I never could wrap my head around Samsung not being able to have a dual speaker setup on its Galaxy devices, including the Note 8. Samsung loads up all of its phones with so many features that I can’t fathom why it isn’t giving us this feature, but personally, I’d rather have a mono speaker than doing away with my 3.5mm audio jack. Apple and Google both did away with that useful hardware, and I’m very thankful Samsung kept it.
Sure there are thousands of wireless headphones to choose from, but they can be pricey, they don’t last forever, and wireless connections still aren’t 100% there despite the improvement to Bluetooth 5.0. The Note 8 is almost identical in size to the Pixel 2 XL, has a built-in stylus, and still manages to squeeze in the audio jack. And for true audiophiles, the 3.5mm audio jack delivers true uncompressed sound that Bluetooth does not.
While it’s been over a year since companies did away with the audio jack, very few accessory makers have made USB-C headphones. There’s a small list of dongles, adapters and headphones out there, but it’s one more cost that we don’t need. You can’t charge your phone and listen to music through wired earbuds at the same time – this may not be a problem for all of you, but for many it is.
If you happen to prefer the output from the phone’s speakers, the Pixel 2 XL should be your choice here. However, if you want to use your wired headphones, the Note 8 is one of the last flagship phones to have the 3.5 audio jack.
Which one is right for you?
No matter which phone you decide to go with, the Note 8 or Pixel 2 XL, you’re going to get a great smartphone. You’re also going to spend a lot of cash so make sure it’s the one for you. With the Pixel 2 XL, you can save yourself a bit of money if you keep your data usage limited and go with Google’s Project Fi service. However, most of you love your carriers and will stick with them.
Google earns a slight edge in camera performance over the Note 8, although both are so good that very few average consumers will notice a significant difference. Software experiences are quite different, although you can rest assured that both will get their respective monthly security updates to prevent theft of private information.
Both phones have incredible displays, with the slight edge going to the Note 8. However, like camera performance, very few of you will notice any significant differences and will love them both.
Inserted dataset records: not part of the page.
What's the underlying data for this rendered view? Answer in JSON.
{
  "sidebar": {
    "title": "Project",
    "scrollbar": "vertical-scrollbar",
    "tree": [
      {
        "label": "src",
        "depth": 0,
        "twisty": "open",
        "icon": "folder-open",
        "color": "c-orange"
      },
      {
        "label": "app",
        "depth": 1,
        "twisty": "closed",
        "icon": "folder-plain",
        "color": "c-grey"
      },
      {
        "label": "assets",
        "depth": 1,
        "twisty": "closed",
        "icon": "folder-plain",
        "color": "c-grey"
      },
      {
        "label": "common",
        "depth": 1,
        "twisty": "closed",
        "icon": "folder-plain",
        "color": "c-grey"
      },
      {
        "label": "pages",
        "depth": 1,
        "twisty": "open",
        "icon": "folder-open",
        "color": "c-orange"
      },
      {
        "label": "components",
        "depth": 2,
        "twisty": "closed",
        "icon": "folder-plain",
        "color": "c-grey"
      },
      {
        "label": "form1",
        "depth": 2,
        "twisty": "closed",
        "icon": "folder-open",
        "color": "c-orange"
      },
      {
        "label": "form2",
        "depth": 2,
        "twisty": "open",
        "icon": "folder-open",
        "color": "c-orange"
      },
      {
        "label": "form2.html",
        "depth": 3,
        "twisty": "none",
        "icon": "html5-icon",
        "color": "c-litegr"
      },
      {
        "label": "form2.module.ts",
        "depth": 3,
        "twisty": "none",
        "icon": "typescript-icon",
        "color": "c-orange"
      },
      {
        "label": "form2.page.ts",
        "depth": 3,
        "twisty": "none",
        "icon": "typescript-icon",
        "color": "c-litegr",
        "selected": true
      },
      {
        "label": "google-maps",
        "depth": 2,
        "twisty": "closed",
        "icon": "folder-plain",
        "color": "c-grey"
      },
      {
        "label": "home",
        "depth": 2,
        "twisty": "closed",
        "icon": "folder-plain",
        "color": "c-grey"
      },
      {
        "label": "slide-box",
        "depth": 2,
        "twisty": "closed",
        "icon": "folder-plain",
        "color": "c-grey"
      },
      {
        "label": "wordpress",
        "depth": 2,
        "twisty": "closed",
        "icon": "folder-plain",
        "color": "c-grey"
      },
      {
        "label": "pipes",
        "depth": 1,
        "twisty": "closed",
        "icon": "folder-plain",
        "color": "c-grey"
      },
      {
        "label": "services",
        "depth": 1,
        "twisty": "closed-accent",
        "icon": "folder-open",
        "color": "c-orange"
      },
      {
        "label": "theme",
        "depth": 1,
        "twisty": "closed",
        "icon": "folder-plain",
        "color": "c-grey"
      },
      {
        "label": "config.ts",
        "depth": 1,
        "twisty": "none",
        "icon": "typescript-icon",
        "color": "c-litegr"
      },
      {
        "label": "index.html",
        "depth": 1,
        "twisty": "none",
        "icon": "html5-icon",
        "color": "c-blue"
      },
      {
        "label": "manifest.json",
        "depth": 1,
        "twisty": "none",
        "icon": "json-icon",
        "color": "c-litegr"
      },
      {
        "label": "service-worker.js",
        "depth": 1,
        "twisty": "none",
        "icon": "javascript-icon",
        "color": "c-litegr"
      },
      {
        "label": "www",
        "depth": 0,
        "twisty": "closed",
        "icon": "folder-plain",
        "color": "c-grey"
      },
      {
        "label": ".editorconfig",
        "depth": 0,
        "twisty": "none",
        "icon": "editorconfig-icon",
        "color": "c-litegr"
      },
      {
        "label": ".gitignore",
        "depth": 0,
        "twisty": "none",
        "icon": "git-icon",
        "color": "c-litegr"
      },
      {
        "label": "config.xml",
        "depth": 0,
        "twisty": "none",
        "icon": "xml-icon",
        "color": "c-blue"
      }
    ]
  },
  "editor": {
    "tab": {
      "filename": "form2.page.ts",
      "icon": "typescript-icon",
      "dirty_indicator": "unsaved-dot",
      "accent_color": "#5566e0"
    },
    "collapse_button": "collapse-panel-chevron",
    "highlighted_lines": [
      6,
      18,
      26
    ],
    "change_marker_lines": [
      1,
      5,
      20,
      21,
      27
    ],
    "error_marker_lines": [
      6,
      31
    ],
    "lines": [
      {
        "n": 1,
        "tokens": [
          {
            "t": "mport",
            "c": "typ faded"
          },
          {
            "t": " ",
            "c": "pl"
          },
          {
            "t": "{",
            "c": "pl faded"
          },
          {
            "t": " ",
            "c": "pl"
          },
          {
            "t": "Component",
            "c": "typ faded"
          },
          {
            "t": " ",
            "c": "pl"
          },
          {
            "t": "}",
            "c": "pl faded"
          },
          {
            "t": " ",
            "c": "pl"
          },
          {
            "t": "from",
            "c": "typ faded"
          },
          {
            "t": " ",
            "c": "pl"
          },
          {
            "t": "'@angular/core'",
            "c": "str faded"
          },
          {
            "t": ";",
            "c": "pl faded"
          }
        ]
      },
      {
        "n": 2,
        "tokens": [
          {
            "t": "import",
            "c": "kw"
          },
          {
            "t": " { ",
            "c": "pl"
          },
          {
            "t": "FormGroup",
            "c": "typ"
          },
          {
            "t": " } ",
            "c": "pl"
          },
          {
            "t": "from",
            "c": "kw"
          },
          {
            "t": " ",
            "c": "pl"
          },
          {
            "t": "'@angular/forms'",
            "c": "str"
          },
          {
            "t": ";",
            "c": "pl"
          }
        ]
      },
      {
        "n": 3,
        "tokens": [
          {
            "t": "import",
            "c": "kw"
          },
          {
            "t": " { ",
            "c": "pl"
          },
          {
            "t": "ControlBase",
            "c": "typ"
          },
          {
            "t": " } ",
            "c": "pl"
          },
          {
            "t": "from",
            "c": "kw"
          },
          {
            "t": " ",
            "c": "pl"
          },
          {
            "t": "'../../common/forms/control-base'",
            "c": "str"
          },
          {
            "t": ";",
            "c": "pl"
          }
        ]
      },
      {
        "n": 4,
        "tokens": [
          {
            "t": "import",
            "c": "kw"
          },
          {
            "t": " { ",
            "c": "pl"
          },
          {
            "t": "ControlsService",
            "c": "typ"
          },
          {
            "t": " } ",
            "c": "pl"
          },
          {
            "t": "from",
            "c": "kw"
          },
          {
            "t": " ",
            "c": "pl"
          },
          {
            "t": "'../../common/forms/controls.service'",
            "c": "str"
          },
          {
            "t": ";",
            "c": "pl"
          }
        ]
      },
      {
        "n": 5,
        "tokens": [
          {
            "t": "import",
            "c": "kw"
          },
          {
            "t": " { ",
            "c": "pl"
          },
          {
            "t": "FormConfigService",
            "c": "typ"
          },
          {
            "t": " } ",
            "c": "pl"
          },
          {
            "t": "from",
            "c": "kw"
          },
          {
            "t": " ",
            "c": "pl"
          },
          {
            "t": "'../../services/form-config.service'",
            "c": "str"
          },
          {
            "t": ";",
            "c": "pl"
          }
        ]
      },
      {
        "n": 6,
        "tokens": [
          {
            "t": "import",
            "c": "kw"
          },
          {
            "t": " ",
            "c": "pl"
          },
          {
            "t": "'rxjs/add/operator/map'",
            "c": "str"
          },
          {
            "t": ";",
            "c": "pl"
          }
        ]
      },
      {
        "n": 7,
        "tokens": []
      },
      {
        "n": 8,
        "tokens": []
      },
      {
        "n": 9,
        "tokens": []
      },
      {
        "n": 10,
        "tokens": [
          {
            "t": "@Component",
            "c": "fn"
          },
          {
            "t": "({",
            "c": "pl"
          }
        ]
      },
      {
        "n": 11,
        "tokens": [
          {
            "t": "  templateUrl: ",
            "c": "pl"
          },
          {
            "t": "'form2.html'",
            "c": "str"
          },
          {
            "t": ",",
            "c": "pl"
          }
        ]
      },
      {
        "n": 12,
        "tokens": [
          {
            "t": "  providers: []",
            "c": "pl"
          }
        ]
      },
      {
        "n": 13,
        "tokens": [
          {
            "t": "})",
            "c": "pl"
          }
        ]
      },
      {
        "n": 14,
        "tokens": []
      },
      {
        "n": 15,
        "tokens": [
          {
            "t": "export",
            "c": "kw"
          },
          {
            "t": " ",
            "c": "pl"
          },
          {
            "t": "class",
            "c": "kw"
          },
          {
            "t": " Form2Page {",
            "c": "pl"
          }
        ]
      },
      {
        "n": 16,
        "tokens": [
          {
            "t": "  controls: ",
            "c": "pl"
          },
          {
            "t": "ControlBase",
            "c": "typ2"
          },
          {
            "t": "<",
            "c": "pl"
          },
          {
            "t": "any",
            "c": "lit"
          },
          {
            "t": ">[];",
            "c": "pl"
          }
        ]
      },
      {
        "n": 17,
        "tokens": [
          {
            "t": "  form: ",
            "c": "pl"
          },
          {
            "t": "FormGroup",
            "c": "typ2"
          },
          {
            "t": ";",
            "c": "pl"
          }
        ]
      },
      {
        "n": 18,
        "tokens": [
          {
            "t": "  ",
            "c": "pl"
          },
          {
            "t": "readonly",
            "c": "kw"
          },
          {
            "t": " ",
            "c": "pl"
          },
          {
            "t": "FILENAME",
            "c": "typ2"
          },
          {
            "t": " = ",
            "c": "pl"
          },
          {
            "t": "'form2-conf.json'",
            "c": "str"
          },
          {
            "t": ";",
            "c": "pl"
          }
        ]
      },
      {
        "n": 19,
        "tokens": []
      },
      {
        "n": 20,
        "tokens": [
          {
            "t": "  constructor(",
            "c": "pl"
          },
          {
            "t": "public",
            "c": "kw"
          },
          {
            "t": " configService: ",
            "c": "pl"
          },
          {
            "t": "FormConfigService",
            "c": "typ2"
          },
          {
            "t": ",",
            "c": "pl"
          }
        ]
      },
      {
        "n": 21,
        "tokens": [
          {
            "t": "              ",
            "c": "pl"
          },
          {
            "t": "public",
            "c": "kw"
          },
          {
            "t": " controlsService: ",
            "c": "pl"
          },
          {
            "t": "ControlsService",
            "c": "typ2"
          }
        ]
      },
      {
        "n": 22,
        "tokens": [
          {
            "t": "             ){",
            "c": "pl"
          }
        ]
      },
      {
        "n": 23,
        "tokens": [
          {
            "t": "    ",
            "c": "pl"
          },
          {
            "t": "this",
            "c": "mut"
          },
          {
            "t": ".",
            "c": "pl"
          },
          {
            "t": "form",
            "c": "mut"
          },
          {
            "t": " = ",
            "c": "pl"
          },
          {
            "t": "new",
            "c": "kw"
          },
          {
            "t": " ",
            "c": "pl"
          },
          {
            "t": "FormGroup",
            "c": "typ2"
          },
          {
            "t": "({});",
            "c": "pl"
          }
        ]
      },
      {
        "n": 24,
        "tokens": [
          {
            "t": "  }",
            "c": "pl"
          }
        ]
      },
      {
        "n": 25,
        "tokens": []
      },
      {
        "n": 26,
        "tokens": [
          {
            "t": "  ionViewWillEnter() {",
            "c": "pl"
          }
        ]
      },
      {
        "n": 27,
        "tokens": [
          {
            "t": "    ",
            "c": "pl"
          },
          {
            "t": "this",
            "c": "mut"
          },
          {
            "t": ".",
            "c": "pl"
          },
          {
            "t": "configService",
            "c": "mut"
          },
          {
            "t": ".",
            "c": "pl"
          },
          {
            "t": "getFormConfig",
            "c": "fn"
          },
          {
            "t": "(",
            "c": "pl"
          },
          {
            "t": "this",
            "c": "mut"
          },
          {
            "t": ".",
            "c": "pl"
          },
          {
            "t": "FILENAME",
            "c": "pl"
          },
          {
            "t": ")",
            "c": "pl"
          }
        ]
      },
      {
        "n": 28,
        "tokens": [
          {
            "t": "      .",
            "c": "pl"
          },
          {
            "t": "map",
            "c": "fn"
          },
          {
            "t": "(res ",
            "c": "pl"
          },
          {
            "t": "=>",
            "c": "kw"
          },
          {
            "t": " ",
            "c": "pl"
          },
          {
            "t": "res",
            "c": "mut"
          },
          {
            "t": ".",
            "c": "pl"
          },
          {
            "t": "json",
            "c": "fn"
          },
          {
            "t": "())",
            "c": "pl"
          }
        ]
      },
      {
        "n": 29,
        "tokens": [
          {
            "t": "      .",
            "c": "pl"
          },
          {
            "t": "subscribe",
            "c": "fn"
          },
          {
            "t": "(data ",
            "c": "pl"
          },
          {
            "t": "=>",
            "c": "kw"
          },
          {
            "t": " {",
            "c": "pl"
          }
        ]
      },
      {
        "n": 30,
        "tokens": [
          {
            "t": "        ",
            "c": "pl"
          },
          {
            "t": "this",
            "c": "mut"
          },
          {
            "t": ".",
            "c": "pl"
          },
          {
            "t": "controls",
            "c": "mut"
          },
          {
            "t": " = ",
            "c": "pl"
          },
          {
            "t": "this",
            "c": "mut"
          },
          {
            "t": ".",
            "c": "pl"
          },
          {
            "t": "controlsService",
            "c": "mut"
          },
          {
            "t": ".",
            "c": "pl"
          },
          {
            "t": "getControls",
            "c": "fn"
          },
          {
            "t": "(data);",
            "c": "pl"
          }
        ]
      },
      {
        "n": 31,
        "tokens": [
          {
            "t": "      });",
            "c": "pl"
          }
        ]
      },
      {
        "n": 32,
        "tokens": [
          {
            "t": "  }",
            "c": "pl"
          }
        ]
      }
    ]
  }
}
It’s most disappointing that Google joined the bandwagon to kill the audio jack. Maybe this wouldn’t be such a big deal if there were thousands of wired options available to USB-C headphones from cheap to audiophile grade, but that option isn’t there yet and the audio jack needs to stay.
It truly boils down to what software experience you want from your phone, but regardless, you’re going to get one heck of a phone no matter which one you decide on.